An exact repetition of the records is required. Leave nothing out.

[Excerpts from an interface dataset]
Start of Block
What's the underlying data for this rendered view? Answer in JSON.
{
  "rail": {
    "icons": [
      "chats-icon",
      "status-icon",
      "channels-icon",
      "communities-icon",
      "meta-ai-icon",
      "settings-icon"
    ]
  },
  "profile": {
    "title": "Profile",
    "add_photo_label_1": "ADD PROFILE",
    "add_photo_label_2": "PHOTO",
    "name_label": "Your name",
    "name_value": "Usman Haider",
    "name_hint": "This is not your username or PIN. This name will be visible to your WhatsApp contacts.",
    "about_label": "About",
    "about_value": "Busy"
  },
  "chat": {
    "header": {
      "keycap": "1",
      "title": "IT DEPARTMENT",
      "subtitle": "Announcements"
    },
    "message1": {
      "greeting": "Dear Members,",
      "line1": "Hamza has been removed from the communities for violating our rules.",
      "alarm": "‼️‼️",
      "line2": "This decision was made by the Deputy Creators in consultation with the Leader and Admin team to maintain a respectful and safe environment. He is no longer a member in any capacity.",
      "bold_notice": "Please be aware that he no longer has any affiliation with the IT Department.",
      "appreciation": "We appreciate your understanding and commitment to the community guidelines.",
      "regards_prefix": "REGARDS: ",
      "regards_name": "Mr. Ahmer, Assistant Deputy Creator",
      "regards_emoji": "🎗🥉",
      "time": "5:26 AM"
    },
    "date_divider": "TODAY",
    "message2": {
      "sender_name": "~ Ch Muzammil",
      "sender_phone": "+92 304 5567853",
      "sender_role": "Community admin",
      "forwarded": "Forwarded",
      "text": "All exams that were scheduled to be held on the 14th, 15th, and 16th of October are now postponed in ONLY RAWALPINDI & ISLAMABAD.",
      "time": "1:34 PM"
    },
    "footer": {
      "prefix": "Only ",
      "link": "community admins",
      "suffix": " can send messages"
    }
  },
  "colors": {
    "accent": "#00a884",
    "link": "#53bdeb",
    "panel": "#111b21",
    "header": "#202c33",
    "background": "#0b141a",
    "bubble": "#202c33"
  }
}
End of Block
#### EXERCISE ANSWER
What's the underlying data for this rendered view? Answer in JSON.
{
  "rail": {
    "icons": [
      "chats-icon",
      "status-icon",
      "channels-icon",
      "communities-icon",
      "meta-ai-icon",
      "settings-icon"
    ]
  },
  "profile": {
    "title": "Profile",
    "add_photo_label_1": "ADD PROFILE",
    "add_photo_label_2": "PHOTO",
    "name_label": "Your name",
    "name_value": "Usman Haider",
    "name_hint": "This is not your username or PIN. This name will be visible to your WhatsApp contacts.",
    "about_label": "About",
    "about_value": "Busy"
  },
  "chat": {
    "header": {
      "keycap": "1",
      "title": "IT DEPARTMENT",
      "subtitle": "Announcements"
    },
    "message1": {
      "greeting": "Dear Members,",
      "line1": "Hamza has been removed from the communities for violating our rules.",
      "alarm": "‼️‼️",
      "line2": "This decision was made by the Deputy Creators in consultation with the Leader and Admin team to maintain a respectful and safe environment. He is no longer a member in any capacity.",
      "bold_notice": "Please be aware that he no longer has any affiliation with the IT Department.",
      "appreciation": "We appreciate your understanding and commitment to the community guidelines.",
      "regards_prefix": "REGARDS: ",
      "regards_name": "Mr. Ahmer, Assistant Deputy Creator",
      "regards_emoji": "🎗🥉",
      "time": "5:26 AM"
    },
    "date_divider": "TODAY",
    "message2": {
      "sender_name": "~ Ch Muzammil",
      "sender_phone": "+92 304 5567853",
      "sender_role": "Community admin",
      "forwarded": "Forwarded",
      "text": "All exams that were scheduled to be held on the 14th, 15th, and 16th of October are now postponed in ONLY RAWALPINDI & ISLAMABAD.",
      "time": "1:34 PM"
    },
    "footer": {
      "prefix": "Only ",
      "link": "community admins",
      "suffix": " can send messages"
    }
  },
  "colors": {
    "accent": "#00a884",
    "link": "#53bdeb",
    "panel": "#111b21",
    "header": "#202c33",
    "background": "#0b141a",
    "bubble": "#202c33"
  }
}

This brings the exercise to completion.